[Records from a data source]
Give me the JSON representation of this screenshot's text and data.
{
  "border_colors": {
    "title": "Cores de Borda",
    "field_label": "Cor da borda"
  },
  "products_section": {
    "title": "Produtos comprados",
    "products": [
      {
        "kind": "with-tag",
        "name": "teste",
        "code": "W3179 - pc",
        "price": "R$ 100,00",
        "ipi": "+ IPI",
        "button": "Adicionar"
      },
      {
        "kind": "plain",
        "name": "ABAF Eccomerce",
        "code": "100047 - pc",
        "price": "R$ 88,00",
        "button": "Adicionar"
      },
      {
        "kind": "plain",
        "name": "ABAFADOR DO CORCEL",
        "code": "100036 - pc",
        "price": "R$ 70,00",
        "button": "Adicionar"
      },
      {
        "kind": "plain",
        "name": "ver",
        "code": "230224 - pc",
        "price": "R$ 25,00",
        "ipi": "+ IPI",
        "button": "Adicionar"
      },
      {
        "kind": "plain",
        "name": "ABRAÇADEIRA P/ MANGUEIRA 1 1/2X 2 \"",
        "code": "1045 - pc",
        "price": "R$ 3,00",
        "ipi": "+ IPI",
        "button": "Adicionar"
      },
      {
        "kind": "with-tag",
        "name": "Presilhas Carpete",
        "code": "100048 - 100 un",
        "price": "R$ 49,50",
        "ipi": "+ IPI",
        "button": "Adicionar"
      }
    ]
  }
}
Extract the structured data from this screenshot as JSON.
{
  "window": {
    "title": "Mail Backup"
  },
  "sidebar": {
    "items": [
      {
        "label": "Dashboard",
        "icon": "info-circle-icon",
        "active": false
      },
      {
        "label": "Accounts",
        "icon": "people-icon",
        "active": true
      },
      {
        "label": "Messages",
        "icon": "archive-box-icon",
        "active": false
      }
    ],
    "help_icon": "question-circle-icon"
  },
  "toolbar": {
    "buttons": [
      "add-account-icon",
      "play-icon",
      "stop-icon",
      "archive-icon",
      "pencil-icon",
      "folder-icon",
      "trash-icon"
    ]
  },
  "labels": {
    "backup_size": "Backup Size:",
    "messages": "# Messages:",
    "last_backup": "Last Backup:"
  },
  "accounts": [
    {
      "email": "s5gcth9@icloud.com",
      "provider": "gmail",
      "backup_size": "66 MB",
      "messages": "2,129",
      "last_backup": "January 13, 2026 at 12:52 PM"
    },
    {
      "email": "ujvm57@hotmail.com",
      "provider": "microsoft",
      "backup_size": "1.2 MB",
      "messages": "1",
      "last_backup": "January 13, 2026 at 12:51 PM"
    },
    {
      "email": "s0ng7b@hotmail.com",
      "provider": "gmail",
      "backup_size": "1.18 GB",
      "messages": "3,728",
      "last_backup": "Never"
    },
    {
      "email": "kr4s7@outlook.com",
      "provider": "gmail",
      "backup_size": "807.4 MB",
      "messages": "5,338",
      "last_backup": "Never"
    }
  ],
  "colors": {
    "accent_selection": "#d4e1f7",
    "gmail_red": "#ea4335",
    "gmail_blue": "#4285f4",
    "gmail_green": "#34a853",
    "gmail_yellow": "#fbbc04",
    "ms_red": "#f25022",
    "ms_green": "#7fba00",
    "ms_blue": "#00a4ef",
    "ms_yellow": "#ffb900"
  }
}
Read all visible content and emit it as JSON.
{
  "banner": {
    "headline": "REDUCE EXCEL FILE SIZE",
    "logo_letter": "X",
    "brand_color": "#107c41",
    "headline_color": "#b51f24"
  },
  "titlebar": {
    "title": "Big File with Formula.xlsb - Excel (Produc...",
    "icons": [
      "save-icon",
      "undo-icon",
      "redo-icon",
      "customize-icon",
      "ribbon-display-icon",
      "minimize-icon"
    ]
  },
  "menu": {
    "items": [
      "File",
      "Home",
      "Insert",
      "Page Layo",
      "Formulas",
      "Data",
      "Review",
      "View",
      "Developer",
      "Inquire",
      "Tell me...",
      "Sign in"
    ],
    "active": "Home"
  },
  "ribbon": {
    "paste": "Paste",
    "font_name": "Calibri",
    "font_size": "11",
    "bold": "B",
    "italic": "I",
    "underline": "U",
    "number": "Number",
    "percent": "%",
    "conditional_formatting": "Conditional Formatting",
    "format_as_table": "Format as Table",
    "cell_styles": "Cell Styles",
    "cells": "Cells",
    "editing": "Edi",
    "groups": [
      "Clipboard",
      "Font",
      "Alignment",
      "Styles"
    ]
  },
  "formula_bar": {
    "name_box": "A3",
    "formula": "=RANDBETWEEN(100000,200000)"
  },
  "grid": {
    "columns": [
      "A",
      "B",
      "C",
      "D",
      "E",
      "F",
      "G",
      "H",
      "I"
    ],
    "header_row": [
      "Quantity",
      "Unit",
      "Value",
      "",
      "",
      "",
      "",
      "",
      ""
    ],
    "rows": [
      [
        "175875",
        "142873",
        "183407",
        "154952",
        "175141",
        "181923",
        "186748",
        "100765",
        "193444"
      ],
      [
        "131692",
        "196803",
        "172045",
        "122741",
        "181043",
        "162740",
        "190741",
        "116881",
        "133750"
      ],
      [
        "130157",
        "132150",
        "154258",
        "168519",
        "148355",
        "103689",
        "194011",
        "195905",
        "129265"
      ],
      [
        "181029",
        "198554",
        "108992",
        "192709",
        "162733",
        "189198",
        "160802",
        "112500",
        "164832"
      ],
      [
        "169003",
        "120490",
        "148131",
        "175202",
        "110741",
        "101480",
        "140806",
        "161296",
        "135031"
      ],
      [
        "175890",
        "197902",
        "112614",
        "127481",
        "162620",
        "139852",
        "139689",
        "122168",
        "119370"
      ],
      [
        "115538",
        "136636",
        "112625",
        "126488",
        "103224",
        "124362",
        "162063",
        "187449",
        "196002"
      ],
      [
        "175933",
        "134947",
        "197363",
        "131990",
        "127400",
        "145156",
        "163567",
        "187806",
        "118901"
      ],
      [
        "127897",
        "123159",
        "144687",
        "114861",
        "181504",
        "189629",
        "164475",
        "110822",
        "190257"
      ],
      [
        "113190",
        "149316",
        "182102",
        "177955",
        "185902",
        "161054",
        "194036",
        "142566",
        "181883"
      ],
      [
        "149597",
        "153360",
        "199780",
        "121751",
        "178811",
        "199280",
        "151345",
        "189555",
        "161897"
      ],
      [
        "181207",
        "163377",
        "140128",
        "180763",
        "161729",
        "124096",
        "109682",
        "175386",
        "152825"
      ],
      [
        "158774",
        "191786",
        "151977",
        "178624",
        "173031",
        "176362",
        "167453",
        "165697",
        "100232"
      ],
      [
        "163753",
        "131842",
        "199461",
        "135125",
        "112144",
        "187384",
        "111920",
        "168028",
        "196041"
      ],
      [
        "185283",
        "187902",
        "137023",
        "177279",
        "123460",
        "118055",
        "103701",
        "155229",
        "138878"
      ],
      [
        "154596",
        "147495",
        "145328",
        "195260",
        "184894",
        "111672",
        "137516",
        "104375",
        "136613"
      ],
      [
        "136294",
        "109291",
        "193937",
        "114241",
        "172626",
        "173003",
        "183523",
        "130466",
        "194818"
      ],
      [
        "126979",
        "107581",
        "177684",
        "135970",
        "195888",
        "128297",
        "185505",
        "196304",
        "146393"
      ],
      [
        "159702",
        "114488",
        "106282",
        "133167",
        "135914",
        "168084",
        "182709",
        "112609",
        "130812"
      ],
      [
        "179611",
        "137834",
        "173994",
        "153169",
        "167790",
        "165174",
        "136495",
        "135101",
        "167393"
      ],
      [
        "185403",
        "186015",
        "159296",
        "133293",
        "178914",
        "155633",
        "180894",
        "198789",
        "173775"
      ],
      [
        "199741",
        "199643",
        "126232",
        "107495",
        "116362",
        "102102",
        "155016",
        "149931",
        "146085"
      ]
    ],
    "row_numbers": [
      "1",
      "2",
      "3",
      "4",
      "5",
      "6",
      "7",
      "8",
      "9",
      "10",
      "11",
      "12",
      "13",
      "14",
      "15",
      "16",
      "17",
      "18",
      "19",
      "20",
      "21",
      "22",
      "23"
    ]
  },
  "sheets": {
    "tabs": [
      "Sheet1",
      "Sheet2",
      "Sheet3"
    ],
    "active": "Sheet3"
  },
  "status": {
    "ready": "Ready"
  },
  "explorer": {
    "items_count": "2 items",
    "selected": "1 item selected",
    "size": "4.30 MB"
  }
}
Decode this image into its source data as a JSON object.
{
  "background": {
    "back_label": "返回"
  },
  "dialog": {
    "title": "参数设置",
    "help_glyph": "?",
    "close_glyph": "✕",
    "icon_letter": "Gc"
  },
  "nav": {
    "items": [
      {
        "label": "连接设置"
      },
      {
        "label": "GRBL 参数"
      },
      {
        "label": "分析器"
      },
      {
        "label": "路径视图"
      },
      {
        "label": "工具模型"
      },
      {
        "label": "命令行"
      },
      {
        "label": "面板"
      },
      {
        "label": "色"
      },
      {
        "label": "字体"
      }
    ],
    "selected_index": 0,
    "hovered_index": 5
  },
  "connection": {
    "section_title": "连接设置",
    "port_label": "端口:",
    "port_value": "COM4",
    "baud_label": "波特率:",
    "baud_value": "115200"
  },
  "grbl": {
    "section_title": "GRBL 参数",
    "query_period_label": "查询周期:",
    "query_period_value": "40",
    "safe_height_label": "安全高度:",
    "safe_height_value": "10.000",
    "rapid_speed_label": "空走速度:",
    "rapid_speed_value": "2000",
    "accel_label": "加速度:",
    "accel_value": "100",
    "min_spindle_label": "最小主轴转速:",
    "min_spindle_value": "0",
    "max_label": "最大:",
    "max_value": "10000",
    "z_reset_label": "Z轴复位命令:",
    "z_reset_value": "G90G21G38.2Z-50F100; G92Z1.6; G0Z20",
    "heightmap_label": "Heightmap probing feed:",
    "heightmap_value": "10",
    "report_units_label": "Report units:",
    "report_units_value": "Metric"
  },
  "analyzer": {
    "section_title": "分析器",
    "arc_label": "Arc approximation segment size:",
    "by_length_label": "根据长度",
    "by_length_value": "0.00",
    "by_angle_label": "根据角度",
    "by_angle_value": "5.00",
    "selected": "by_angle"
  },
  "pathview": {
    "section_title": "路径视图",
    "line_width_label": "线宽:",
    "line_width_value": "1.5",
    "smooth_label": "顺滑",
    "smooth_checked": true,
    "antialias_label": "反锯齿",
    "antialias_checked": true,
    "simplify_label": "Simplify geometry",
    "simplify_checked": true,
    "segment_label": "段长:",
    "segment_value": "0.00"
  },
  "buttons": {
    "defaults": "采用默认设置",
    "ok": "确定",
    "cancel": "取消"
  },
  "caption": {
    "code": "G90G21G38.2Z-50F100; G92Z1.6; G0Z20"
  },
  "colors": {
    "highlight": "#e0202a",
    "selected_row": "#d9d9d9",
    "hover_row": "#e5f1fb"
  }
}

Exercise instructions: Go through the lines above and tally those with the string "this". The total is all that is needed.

Solution to the exercise: 3